If you’re going to ditch work, you might as well go big. A 1,024-pixel thermochromic analog clock is probably on the high side of what most people would try, but apparently [Daniel Valuch] really didn’t want to go to work that day.

The idea here is simple: heat up a resistor by putting some current through it, lay a bit of thermochromic film over it, and you’ve got one pixel. The next part was not so simple: expanding that single pixel to a 32 by 32 matrix.

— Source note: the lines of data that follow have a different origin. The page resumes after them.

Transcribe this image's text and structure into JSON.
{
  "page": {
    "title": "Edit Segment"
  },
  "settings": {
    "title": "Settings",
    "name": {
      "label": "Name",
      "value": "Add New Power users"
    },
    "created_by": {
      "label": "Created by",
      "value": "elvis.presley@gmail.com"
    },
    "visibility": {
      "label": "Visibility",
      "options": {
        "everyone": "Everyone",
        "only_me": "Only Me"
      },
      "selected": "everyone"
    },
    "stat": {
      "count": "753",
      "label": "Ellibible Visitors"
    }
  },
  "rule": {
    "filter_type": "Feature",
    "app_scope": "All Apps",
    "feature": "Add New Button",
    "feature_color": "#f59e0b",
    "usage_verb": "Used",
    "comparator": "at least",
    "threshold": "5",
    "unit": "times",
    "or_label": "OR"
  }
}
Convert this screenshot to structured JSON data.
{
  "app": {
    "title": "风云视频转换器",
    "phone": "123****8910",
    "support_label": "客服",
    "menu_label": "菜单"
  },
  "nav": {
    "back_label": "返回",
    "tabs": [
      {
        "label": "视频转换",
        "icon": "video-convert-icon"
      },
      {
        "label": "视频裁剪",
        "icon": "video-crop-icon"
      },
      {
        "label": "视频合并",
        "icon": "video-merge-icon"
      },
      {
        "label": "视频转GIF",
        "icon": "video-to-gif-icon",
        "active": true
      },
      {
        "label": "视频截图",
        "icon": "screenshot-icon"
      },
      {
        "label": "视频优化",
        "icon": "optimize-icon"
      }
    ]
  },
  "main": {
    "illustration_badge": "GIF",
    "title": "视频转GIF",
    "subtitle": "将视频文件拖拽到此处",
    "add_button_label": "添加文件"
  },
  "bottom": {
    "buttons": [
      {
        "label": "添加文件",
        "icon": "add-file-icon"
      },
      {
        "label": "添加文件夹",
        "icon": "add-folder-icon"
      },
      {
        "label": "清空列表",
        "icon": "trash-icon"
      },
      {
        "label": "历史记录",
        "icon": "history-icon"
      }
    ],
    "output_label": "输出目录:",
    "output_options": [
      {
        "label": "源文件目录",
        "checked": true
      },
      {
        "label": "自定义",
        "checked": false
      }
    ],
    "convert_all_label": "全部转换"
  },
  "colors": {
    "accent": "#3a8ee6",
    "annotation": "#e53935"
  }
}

To make each pixel square-ish, [Daniel] chose to pair up the 220-ohm SMD resistors for a whopping 2,048 components. Adding to the complexity was the choice to drive them with a 1,024-bit shift register made from discrete 74LVC1G175 flip flops. With the Arduino Nano and all the other support components, that’s over 3,000 devices with the potential to draw 50 amps, were someone to be foolish or unlucky enough to turn on every pixel at once. Luckily, [Daniel] chose to emulate an analog clock here; that led to additional problems, like dealing with cool-down lag in the thermochromic film when animating the hands, which had to be dealt with in software.

We’ve seen other thermochromic displays before, including recently with this temperature and humidity display. This one may not be the highest resolution display out there, but it’s big and bold and slightly dangerous, and that makes it a win in our book.